The Utrera Castle is located on a natural hill. It consists of curtain walls with defensive towers at the corners and between walls. The core area within dates from before the 14th century. Over time, the walled area expanded to 18 hectares, encompassing the Castle and 38 towers. It had four access gates, Puerta de Sevilla (north), Puerta de Jerez (west), Puerta de San Juan (east) and, the only one that remains, Puerta de la Villa, to the south of the city.
Built by the Council of Seville on the site of an ancient Arab tower, it was first mentioned in 1246 by King Alfonso X, the Wise. In 1368, it was destroyed by the King of Granada, Mohamed V. Following the conquest of Granada by the Catholic Monarchs, Utrera Castle lost its defensive function and was abandoned. An attempt was made in 1915 to rebuild the Castle. Ultimately, the reconstruction was completed on 30 July 1986.

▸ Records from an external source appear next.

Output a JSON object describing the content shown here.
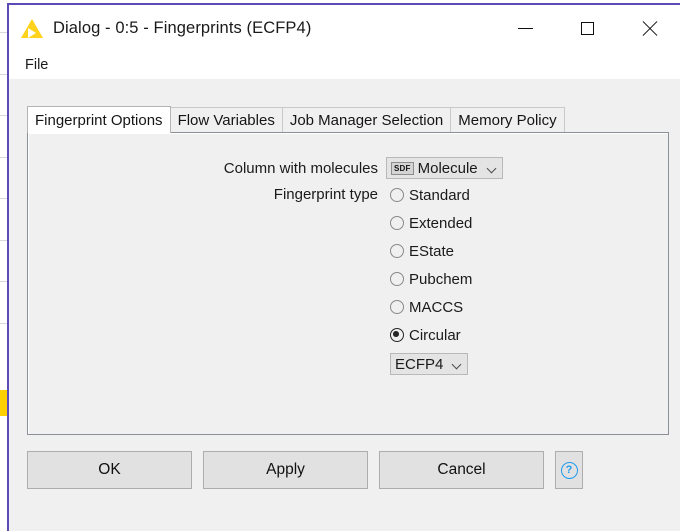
{
  "background_app": {
    "node_marker_color": "#ffd000",
    "frame_color": "#5b4bb7"
  },
  "window": {
    "icon": "knime-triangle-icon",
    "title": "Dialog - 0:5 - Fingerprints (ECFP4)",
    "controls": {
      "minimize": "minimize-icon",
      "maximize": "maximize-icon",
      "close": "close-icon"
    }
  },
  "menu": {
    "items": [
      {
        "label": "File"
      }
    ]
  },
  "tabs": [
    {
      "label": "Fingerprint Options",
      "active": true
    },
    {
      "label": "Flow Variables",
      "active": false
    },
    {
      "label": "Job Manager Selection",
      "active": false
    },
    {
      "label": "Memory Policy",
      "active": false
    }
  ],
  "form": {
    "column_label": "Column with molecules",
    "column_value": "Molecule",
    "column_type_badge": "SDF",
    "fingerprint_label": "Fingerprint type",
    "fingerprint_options": [
      {
        "label": "Standard",
        "selected": false
      },
      {
        "label": "Extended",
        "selected": false
      },
      {
        "label": "EState",
        "selected": false
      },
      {
        "label": "Pubchem",
        "selected": false
      },
      {
        "label": "MACCS",
        "selected": false
      },
      {
        "label": "Circular",
        "selected": true
      }
    ],
    "circular_variant_value": "ECFP4"
  },
  "buttons": {
    "ok": "OK",
    "apply": "Apply",
    "cancel": "Cancel",
    "help": "?"
  }
}
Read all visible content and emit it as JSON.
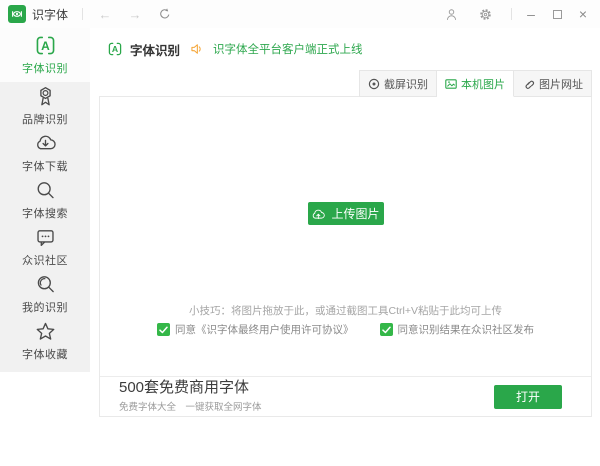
{
  "titlebar": {
    "app_title": "识字体",
    "icons": {
      "back": "←",
      "forward": "→",
      "minimize": "–",
      "close": "×"
    }
  },
  "sidebar": {
    "items": [
      {
        "label": "字体识别",
        "icon": "font-recognition-icon",
        "active": true
      },
      {
        "label": "品牌识别",
        "icon": "brand-recognition-icon",
        "active": false
      },
      {
        "label": "字体下载",
        "icon": "font-download-icon",
        "active": false
      },
      {
        "label": "字体搜索",
        "icon": "font-search-icon",
        "active": false
      },
      {
        "label": "众识社区",
        "icon": "community-icon",
        "active": false
      },
      {
        "label": "我的识别",
        "icon": "my-recognition-icon",
        "active": false
      },
      {
        "label": "字体收藏",
        "icon": "font-favorites-icon",
        "active": false
      }
    ]
  },
  "header": {
    "title": "字体识别",
    "announcement": "识字体全平台客户端正式上线",
    "announcement_icon": "speaker-icon"
  },
  "tabs": [
    {
      "label": "截屏识别",
      "icon": "screen-capture-icon",
      "active": false
    },
    {
      "label": "本机图片",
      "icon": "local-image-icon",
      "active": true
    },
    {
      "label": "图片网址",
      "icon": "image-url-icon",
      "active": false
    }
  ],
  "upload_panel": {
    "upload_button": "上传图片",
    "upload_button_icon": "cloud-upload-icon",
    "tip": "小技巧：将图片拖放于此，或通过截图工具Ctrl+V粘贴于此均可上传",
    "agreements": [
      {
        "label": "同意《识字体最终用户使用许可协议》",
        "checked": true
      },
      {
        "label": "同意识别结果在众识社区发布",
        "checked": true
      }
    ]
  },
  "banner": {
    "title": "500套免费商用字体",
    "subtitle": "免费字体大全　一键获取全网字体",
    "open_button": "打开"
  },
  "colors": {
    "accent_green": "#2aa74a",
    "checkbox_green": "#34b748",
    "announcement_green": "#2fa84f",
    "speaker_orange": "#f5a638"
  }
}
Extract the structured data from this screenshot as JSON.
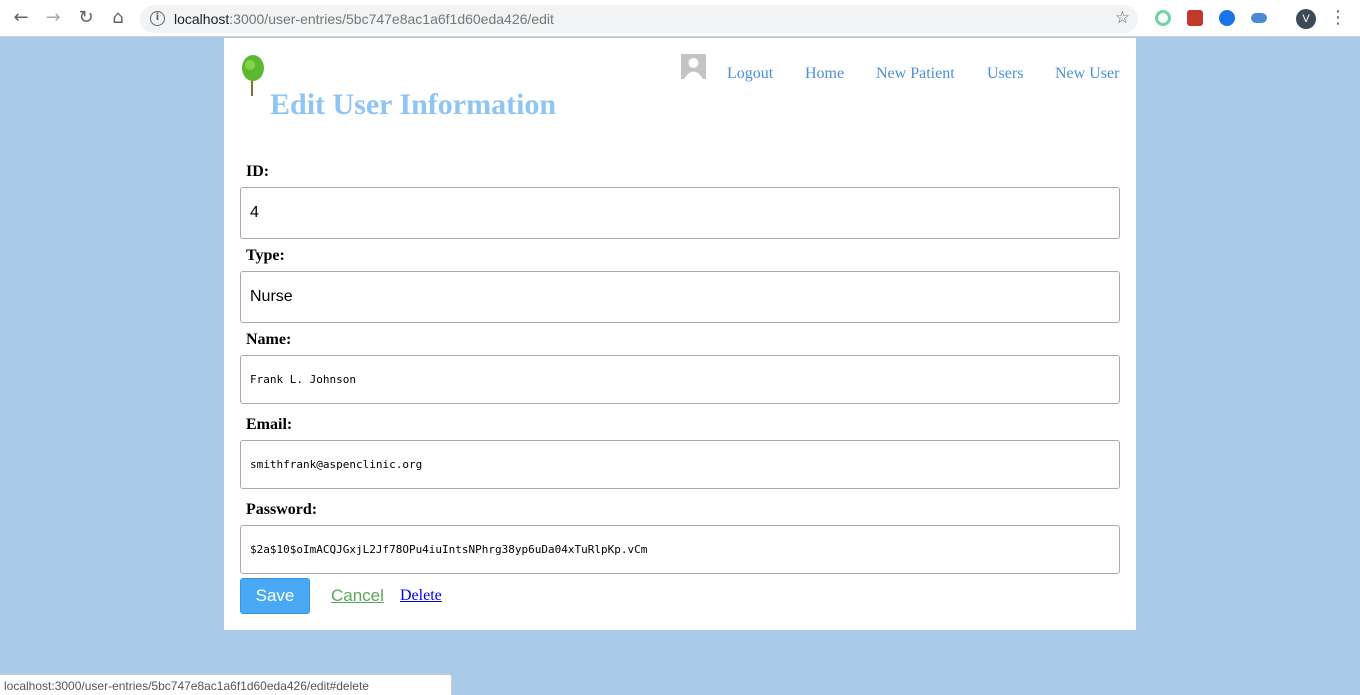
{
  "browser": {
    "url_host": "localhost",
    "url_rest": ":3000/user-entries/5bc747e8ac1a6f1d60eda426/edit",
    "profile_initial": "V",
    "status_url": "localhost:3000/user-entries/5bc747e8ac1a6f1d60eda426/edit#delete"
  },
  "header": {
    "title": "Edit User Information",
    "nav": [
      "Logout",
      "Home",
      "New Patient",
      "Users",
      "New User"
    ]
  },
  "form": {
    "fields": [
      {
        "label": "ID:",
        "value": "4"
      },
      {
        "label": "Type:",
        "value": "Nurse"
      },
      {
        "label": "Name:",
        "value": "Frank L. Johnson"
      },
      {
        "label": "Email:",
        "value": "smithfrank@aspenclinic.org"
      },
      {
        "label": "Password:",
        "value": "$2a$10$oImACQJGxjL2Jf78OPu4iuIntsNPhrg38yp6uDa04xTuRlpKp.vCm"
      }
    ],
    "save_label": "Save",
    "cancel_label": "Cancel",
    "delete_label": "Delete"
  }
}
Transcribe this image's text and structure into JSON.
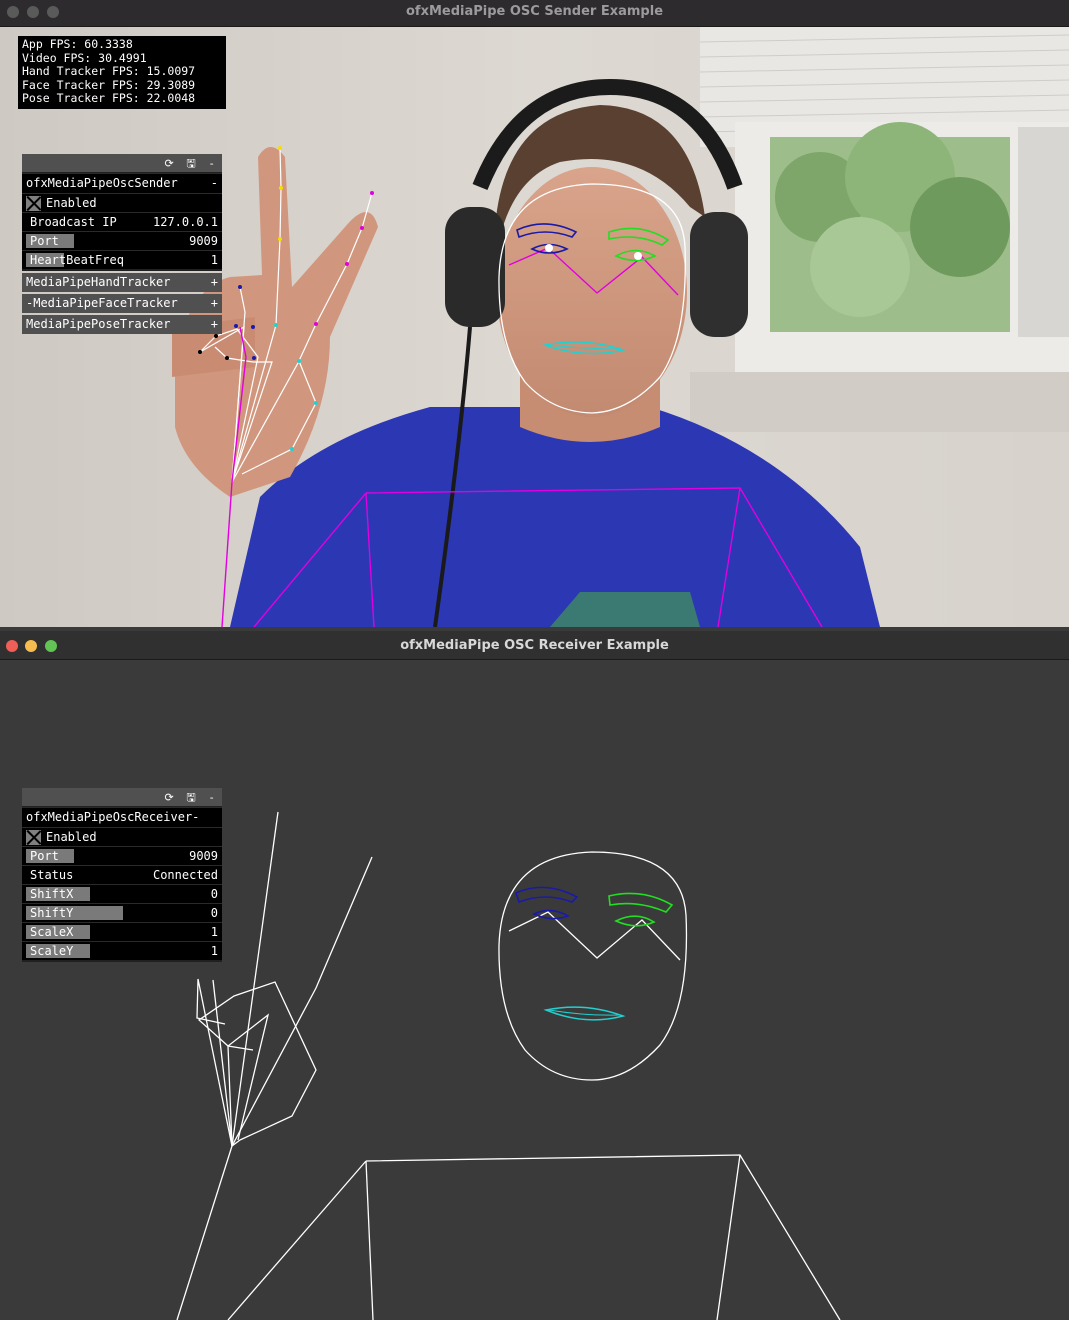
{
  "sender": {
    "title": "ofxMediaPipe OSC Sender Example",
    "fps": [
      "App FPS: 60.3338",
      "Video FPS: 30.4991",
      "Hand Tracker FPS: 15.0097",
      "Face Tracker FPS: 29.3089",
      "Pose Tracker FPS: 22.0048"
    ],
    "gui": {
      "header_icons": "⟳ 🖫 -",
      "panel_name": "ofxMediaPipeOscSender",
      "panel_mark": "-",
      "enabled_label": "Enabled",
      "broadcast_label": "Broadcast IP",
      "broadcast_value": "127.0.0.1",
      "port_label": "Port",
      "port_value": "9009",
      "heartbeat_label": "HeartBeatFreq",
      "heartbeat_value": "1",
      "groups": [
        {
          "label": "MediaPipeHandTracker",
          "mark": "+"
        },
        {
          "label": "-MediaPipeFaceTracker",
          "mark": "+"
        },
        {
          "label": "MediaPipePoseTracker",
          "mark": "+"
        }
      ]
    }
  },
  "receiver": {
    "title": "ofxMediaPipe OSC Receiver Example",
    "gui": {
      "header_icons": "⟳ 🖫 -",
      "panel_name": "ofxMediaPipeOscReceiver-",
      "enabled_label": "Enabled",
      "port_label": "Port",
      "port_value": "9009",
      "status_label": "Status",
      "status_value": "Connected",
      "shiftx_label": "ShiftX",
      "shiftx_value": "0",
      "shifty_label": "ShiftY",
      "shifty_value": "0",
      "scalex_label": "ScaleX",
      "scalex_value": "1",
      "scaley_label": "ScaleY",
      "scaley_value": "1"
    }
  },
  "colors": {
    "close": "#ee5f57",
    "minimize": "#f5bd4f",
    "maximize": "#61c454",
    "inactive_light": "#5a5a5a",
    "pose": "#e000e0",
    "left_brow": "#1a1aa8",
    "right_brow": "#22dd22",
    "lips": "#22d0d0"
  }
}
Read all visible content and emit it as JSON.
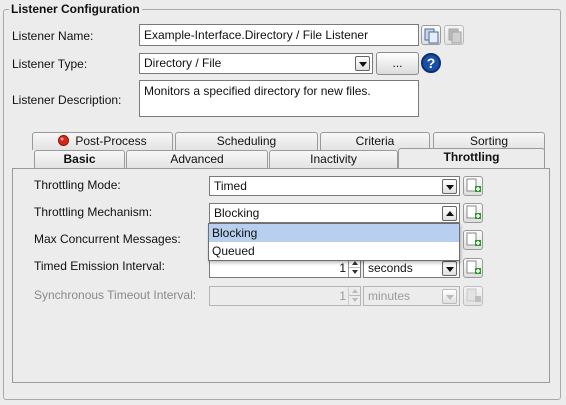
{
  "section": {
    "title": "Listener Configuration"
  },
  "listener": {
    "name_label": "Listener Name:",
    "name_value": "Example-Interface.Directory / File Listener",
    "type_label": "Listener Type:",
    "type_value": "Directory / File",
    "browse_label": "...",
    "help_label": "?",
    "desc_label": "Listener Description:",
    "desc_value": "Monitors a specified directory for new files."
  },
  "tabs": {
    "back_row": [
      "Post-Process",
      "Scheduling",
      "Criteria",
      "Sorting"
    ],
    "front_row": [
      "Basic",
      "Advanced",
      "Inactivity",
      "Throttling"
    ],
    "active": "Throttling"
  },
  "throttling": {
    "mode_label": "Throttling Mode:",
    "mode_value": "Timed",
    "mechanism_label": "Throttling Mechanism:",
    "mechanism_value": "Blocking",
    "mechanism_options": [
      "Blocking",
      "Queued"
    ],
    "max_concurrent_label": "Max Concurrent Messages:",
    "emission_label": "Timed Emission Interval:",
    "emission_value": "1",
    "emission_unit": "seconds",
    "sync_timeout_label": "Synchronous Timeout Interval:",
    "sync_timeout_value": "1",
    "sync_timeout_unit": "minutes"
  },
  "icons": {
    "copy": "copy-icon",
    "paste": "paste-icon",
    "help": "help-icon",
    "add": "add-variable-icon",
    "warning": "error-indicator-icon"
  },
  "colors": {
    "help_blue": "#1a4fa8",
    "selection": "#b8cff0",
    "add_green": "#2e9a2e",
    "error_red": "#d42a1a"
  }
}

The fortified compound and the interior are distributed in terraces adapted to the terrain. The keep is located on the highest terrace, next to the gate. Today, it holds a museum about the history of the Castle and towers that dot the so-called “Banda Morisca”. A scale model of 18th century Utrera is on the ground floor, as well as several exhibitions that narrate the Castle’s historical milestones. On the upper level is an exhibition on the renovation works carried out during the 20th century. The parade ground is often used as a venue for film, theatre and music festivals, especially in the summer.
10:00 - 13.00 and 16:30 – 20:30